I’ve been feeling restless the last week or so whilst recovering from surgery, partly because I’m banned from doing a lot of things I’d normally be doing, and admittedly I’m somewhat of a control freak at home. I’m itching to spring clean my home (even though it’s still the middle of winter): I feel like a good tidy and clear out will help set my mind up for a new year and new goals (no, not resolutions), but for now, no stretching, heavy lifting or strenuous activity, so I just have to wait.
So I’ve been thinking instead about what it means to spring clean your art space, and why we should do this regularly to keep our creative and mental health in check. I’m a hoarder of many pointless scraps of material, paper and magazines for ‘future projects’, but is this really productive? When you’re not feeling at your most productive, can spring cleaning your art space really help? Well, I believe it can.
It’s believed that spring cleaning originated with the Iranian Nowruz, the Persian new year. This falls on the first day of spring, and is the day many Iranians practice khooneh tekouni, where the house is thoroughly cleaned from top to bottom. That includes curtains, soft furnishings and many things that we tend to forget about.
We’ve all heard the saying that a tidy house is a tidy mind. I swear to myself every morning that the first thing I’ll do is get up and paint, but every day I end up putting away the dishes, doing the laundry or sweeping the floor before I get to the easel. I feel like once I’ve got my house under control, I can reward myself by painting. But chances are, I’ll have to re-arrange the studio before I start painting, too. Then before you know it, the day’s almost gone.

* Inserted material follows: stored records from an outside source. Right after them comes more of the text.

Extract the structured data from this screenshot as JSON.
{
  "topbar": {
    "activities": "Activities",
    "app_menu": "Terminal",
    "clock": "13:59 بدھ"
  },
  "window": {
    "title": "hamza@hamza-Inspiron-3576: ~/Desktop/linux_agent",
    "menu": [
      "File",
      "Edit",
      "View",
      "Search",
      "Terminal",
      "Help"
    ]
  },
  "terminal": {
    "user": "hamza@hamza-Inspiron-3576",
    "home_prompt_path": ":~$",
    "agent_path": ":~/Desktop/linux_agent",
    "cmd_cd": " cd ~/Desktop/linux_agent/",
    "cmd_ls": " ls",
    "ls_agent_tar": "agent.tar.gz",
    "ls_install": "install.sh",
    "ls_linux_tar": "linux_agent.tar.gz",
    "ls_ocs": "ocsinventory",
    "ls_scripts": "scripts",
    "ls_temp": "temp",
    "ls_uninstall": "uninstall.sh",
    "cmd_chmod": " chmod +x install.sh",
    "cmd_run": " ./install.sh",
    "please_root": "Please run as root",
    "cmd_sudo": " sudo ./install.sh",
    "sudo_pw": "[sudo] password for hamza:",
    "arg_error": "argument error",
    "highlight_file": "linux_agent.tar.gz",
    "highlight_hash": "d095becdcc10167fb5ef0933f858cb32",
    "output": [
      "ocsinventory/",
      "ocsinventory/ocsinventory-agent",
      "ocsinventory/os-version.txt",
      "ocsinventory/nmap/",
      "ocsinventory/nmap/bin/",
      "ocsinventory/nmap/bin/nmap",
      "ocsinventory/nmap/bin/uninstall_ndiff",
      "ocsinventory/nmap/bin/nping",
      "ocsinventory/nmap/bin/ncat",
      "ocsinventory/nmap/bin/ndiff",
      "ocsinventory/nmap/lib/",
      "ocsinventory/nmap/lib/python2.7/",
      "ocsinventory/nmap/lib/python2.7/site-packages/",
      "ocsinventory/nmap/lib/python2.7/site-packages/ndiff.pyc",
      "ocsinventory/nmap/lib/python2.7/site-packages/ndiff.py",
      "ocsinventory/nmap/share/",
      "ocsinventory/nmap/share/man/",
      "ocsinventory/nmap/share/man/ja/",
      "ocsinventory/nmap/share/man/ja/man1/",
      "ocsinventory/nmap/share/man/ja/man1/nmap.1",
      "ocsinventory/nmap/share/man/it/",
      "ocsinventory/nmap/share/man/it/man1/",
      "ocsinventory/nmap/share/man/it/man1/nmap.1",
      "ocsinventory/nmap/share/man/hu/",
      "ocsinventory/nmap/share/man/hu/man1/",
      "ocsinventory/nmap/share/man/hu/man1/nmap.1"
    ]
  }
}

So, having a thorough spring clean of your art studio can increase your productivity in the long run, and it can save you loads of time looking for materials, or simply freeing up enough space to paint/sketch comfortably. You’ll also be able to see your supplies at a glance, avoiding that mad-dash-panic when you need to go to the art shop but aren’t even sure which colours you need.
So here are my top suggestions for how you can spring-clean your own little art space, whether you’ve got a massive studio or a little creative sanctuary.
1. Get Everything Out This might not seem like a great idea at first, but getting everything out in front of you is the only way for you to truly see what you have. Don’t be overwhelmed by the massive pile of mess: there’s a method to going through it which will make the job ten times easier.